Using mobile application development and 3-D modeling to encourage minority male interest in computing and engineering

Document Type

Journal Article

Publication Title

IEEE Transactions on Education

Publication Date


Date Added
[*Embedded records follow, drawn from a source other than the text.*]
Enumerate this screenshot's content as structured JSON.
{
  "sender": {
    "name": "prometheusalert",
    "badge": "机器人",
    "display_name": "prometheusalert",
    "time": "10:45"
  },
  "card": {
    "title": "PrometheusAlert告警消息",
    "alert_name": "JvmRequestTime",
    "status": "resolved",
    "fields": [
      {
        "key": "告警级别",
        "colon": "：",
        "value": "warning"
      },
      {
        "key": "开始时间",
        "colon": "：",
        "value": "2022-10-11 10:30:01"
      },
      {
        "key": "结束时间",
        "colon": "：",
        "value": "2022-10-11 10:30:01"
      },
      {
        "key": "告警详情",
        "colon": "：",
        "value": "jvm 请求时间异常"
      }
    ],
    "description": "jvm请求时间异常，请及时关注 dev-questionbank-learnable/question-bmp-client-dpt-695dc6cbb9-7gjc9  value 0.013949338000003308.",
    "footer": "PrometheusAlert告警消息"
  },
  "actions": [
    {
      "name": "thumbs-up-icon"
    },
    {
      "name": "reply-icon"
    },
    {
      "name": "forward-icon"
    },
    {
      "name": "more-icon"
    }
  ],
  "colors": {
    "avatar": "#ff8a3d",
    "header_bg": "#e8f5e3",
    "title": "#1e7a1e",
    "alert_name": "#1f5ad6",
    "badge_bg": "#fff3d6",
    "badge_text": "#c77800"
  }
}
Contribution: This paper shows that participating in a year-round program for African-American male middle school students (ages 10-14) can positively impact their attitudes toward STEM, their confidence in problem solving and team work, and their interest in STEM careers, but may not impact the interest in taking STEM classes to the same extent. Background: Increasing the number of under-represented minorities pursuing degrees in science and engineering through formal and informal learning activities has been a focus in the United States for many years. Efforts to diversify the engineering workforce have often targeted students in high school and college (ages 15-22), with varying success. Intended Outcomes: This program was designed to increase participants' content knowledge, interest in STEM courses, interest in STEM careers, interest in attending college, and improve their attitudes about STEM. Application Design: Approaches used included: 1) introducing software tools that encouraged critical thinking, creativity and independent learning; 2) integrating engineering and software design processes; 3) providing projects that were age- and culturally-appropriate; and 4) using ethnically matched mentors. Findings: After almost two years in the program participants show improved attitudes toward STEM, more interest and career choices in computing and engineering, and increased interest in attending college. These findings suggested that summer and academic year programs can be effective for cultivating interest in computing and engineering careers, but their impact on interest in studying related subjects may need further study.


Technology, Economic Advancement


Computer Sciences